Returned to Sydney in 1826, Atkins had the good fortune to be reassigned to Dr John Dulhunty at his property Burwood Villa, on the Parramatta Road. On this estate with its grand house and rolling green lawns, Thomas must have been quite pleased with his new assignment – working for a gentleman’s household. What’s more, he was closer to Sydney, where there was more activity to occupy a young convict in his free hours on a weekend. However, Atkins’s luck was about to change.
Not long after Dulhunty and his convict servants moved in, a group of notorious bushrangers entered the hut where Atkins and the other convict servants lived, and invited them to share their brandy. Dulhunty knew the group had robbed a nearby house the night before; when he approached them, shots were fired and the bushrangers fled.
The bandits were captured, tried, and hanged on a scaffold erected near the house. But Atkins, victim of circumstance or bushranger sympathiser, was found guilty for harbouring the escaped convicts, and his sentence was extended by a further three years. When Dulhunty died suddenly in February 1828, Thomas found himself transferred to the Hyde Park Barracks, where he toiled in a government work gang, far from the comfortable life he had enjoyed as a gentleman’s servant.
Fortune smiled on him again eventually. At the barracks he probably met convict William Drennan, a Belfast sawyer with a life sentence, who had arrived in the colony in 1822 on the Eliza. Ten years later, in 1832 – the same year that Atkins received his Certificate of Freedom – Drennan’s family journeyed out from England to join him. Maybe it was arranged, or maybe a coincidence, but Atkins met Drennan’s daughter Ann, and married her in 1836 at St Andrew’s Church, Kent Street, Sydney. They settled at Mangrove Creek, a tributary of the Hawkesbury River, just north of Sydney.

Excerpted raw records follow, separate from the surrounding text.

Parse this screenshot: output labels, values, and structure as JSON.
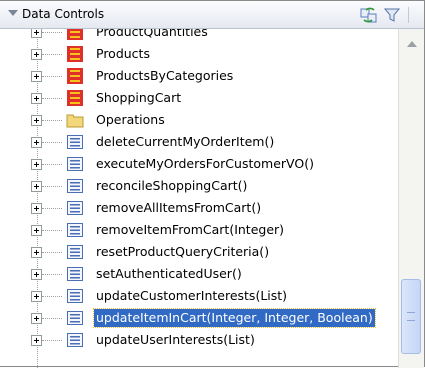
{
  "panel": {
    "title": "Data Controls",
    "icons": [
      "collapse-arrow-icon",
      "refresh-icon",
      "filter-icon"
    ]
  },
  "tree": {
    "items": [
      {
        "label": "ProductQuantities",
        "icon": "collection-icon"
      },
      {
        "label": "Products",
        "icon": "collection-icon"
      },
      {
        "label": "ProductsByCategories",
        "icon": "collection-icon"
      },
      {
        "label": "ShoppingCart",
        "icon": "collection-icon"
      },
      {
        "label": "Operations",
        "icon": "folder-icon"
      },
      {
        "label": "deleteCurrentMyOrderItem()",
        "icon": "method-icon"
      },
      {
        "label": "executeMyOrdersForCustomerVO()",
        "icon": "method-icon"
      },
      {
        "label": "reconcileShoppingCart()",
        "icon": "method-icon"
      },
      {
        "label": "removeAllItemsFromCart()",
        "icon": "method-icon"
      },
      {
        "label": "removeItemFromCart(Integer)",
        "icon": "method-icon"
      },
      {
        "label": "resetProductQueryCriteria()",
        "icon": "method-icon"
      },
      {
        "label": "setAuthenticatedUser()",
        "icon": "method-icon"
      },
      {
        "label": "updateCustomerInterests(List)",
        "icon": "method-icon"
      },
      {
        "label": "updateItemInCart(Integer, Integer, Boolean)",
        "icon": "method-icon",
        "selected": true
      },
      {
        "label": "updateUserInterests(List)",
        "icon": "method-icon"
      }
    ]
  },
  "colors": {
    "selection": "#316ac5",
    "collection_red": "#e0302a",
    "collection_yellow": "#f7c21d",
    "folder": "#f3d77a",
    "method_blue": "#4a6fb5"
  }
}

- 1. Historical information about Thomas Atkins supplied by Janice Fisher and Fran Atkins, see Harold and Fran Atkins, The Atkins-Drennan Connection: A History, Sydney, 2001.